━━ Data records ━━

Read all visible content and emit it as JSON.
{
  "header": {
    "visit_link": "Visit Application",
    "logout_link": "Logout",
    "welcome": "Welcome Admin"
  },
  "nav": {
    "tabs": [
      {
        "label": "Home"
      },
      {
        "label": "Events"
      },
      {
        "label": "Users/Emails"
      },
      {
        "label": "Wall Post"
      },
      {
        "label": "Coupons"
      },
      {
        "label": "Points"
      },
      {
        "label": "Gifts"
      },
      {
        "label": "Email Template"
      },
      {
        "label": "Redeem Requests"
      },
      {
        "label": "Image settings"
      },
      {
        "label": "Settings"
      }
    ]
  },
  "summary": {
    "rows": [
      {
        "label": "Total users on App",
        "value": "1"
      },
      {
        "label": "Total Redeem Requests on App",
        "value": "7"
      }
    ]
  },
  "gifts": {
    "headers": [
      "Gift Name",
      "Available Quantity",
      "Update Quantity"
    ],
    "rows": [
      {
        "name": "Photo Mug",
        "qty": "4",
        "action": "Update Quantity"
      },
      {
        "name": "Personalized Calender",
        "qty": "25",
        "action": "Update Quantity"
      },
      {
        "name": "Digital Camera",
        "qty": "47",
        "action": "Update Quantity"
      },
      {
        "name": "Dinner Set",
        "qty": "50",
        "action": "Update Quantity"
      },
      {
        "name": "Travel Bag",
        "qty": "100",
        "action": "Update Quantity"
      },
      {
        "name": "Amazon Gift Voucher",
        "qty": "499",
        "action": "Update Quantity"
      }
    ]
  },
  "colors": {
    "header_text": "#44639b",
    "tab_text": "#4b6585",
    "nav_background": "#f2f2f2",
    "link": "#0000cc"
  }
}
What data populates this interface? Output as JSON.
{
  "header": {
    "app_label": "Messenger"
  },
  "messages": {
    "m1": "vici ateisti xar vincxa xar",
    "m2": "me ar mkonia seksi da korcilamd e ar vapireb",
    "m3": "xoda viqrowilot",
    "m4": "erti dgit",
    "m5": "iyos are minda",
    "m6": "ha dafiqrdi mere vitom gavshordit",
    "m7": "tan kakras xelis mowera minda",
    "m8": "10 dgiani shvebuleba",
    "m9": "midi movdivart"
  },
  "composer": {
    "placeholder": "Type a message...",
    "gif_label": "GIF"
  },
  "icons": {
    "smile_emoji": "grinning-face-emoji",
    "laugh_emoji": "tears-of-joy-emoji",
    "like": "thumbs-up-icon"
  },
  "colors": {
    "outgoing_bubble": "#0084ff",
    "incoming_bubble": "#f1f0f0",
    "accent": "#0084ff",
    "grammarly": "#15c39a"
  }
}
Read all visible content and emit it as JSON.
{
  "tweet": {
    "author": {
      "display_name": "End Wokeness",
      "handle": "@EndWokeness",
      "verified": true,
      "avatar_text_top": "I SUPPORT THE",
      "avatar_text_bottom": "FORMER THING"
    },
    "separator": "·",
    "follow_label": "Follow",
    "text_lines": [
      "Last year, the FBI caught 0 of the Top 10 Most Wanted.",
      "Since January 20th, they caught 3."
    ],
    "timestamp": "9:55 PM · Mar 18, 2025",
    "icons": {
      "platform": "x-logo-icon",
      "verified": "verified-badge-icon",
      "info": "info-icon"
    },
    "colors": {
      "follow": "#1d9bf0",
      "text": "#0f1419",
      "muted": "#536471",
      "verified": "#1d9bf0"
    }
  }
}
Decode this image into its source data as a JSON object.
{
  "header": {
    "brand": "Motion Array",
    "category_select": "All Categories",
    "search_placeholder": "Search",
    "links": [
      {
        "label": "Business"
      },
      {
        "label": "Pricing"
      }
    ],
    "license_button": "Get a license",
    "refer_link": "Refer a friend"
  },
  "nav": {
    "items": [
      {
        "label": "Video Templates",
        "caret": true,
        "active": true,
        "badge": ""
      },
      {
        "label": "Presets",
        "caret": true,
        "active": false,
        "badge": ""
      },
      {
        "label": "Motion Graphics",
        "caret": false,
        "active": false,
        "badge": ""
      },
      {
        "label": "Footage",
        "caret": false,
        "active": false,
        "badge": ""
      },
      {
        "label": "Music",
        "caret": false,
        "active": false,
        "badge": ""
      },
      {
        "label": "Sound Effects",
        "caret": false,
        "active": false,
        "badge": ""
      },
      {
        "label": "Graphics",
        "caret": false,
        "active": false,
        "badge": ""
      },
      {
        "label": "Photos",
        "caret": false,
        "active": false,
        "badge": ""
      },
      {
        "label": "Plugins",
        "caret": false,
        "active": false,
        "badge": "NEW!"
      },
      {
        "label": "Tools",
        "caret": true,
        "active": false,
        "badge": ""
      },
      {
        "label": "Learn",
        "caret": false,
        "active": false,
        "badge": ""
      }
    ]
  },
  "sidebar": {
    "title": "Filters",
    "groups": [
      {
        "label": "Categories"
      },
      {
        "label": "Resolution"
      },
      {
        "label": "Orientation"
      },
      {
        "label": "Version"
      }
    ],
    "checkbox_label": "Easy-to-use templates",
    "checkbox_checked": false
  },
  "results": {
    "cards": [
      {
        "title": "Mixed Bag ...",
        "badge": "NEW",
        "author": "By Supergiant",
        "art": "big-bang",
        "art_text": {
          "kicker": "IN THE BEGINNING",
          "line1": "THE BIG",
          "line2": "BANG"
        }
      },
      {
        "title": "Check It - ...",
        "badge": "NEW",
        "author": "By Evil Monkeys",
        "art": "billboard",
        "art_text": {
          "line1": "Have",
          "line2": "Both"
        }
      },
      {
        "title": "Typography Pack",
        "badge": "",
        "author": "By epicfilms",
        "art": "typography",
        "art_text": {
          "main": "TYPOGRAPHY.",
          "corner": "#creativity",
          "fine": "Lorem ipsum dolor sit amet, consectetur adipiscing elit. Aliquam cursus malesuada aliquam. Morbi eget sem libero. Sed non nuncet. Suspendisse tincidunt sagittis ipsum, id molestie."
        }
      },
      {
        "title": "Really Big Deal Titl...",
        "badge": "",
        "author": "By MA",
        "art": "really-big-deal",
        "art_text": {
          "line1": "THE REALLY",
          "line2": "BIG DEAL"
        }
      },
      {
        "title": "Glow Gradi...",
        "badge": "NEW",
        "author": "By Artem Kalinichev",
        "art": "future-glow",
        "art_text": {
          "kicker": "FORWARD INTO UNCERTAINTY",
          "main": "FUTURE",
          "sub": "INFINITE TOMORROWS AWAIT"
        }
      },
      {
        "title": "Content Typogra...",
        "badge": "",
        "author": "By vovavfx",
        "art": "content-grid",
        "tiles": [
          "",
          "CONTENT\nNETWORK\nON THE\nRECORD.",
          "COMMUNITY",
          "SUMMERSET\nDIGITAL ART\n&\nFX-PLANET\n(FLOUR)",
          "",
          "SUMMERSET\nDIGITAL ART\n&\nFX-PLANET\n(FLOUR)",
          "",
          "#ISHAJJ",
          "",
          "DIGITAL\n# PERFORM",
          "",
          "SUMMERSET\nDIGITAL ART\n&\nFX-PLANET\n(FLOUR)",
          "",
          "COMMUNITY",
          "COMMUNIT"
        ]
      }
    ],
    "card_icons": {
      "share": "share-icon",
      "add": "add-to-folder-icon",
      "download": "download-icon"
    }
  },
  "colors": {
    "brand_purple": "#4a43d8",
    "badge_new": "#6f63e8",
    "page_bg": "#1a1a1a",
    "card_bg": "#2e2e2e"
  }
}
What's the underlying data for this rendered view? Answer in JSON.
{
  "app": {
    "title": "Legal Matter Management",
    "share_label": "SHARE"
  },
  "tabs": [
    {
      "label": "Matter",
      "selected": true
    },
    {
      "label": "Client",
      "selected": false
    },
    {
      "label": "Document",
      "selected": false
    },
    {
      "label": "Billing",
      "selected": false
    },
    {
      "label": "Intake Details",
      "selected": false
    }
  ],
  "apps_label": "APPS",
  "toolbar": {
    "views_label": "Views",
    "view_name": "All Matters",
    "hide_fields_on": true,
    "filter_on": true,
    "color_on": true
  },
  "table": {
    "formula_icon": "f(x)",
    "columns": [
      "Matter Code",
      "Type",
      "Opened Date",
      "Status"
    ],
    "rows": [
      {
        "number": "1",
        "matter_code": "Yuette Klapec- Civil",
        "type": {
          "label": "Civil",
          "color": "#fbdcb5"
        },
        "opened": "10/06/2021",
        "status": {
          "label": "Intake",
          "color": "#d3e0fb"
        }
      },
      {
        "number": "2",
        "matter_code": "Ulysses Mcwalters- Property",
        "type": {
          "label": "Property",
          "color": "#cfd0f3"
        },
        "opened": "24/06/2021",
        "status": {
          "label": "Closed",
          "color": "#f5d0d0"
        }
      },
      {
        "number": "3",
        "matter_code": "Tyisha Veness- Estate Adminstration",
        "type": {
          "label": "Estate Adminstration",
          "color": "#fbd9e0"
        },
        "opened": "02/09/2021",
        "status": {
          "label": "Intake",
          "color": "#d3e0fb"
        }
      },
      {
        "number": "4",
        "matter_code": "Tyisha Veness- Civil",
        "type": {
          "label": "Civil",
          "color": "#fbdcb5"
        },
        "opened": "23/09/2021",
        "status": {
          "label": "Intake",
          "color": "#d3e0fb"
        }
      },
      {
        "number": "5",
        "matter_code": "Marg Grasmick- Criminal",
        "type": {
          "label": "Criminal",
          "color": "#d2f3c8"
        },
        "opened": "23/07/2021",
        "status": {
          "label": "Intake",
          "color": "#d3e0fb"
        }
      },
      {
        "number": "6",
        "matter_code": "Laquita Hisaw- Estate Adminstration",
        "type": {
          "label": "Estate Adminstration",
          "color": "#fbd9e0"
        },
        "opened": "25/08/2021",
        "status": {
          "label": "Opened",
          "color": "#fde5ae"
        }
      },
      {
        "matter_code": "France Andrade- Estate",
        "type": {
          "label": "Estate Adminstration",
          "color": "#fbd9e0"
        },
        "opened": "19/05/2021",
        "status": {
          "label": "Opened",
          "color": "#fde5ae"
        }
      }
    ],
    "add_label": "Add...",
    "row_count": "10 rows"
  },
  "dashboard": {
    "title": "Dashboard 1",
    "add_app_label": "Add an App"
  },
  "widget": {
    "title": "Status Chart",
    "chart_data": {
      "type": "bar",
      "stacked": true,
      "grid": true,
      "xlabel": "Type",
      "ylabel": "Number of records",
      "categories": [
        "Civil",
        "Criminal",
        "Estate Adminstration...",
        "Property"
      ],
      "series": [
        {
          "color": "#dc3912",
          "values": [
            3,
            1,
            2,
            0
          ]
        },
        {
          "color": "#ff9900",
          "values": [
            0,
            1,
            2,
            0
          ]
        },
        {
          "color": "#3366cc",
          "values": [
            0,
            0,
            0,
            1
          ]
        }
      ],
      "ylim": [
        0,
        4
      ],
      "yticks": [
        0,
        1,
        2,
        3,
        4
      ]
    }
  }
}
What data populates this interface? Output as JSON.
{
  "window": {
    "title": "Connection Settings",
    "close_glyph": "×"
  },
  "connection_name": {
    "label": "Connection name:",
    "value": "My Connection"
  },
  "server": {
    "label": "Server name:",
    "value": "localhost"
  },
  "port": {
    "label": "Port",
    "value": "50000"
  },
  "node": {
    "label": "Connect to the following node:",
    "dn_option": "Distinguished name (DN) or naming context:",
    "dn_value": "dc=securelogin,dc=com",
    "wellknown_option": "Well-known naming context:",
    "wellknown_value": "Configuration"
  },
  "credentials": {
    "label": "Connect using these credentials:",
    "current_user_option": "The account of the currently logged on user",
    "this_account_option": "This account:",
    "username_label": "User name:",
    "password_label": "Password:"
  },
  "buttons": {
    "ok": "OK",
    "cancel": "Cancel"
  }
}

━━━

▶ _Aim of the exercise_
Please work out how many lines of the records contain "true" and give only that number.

▶ _Answer section_
11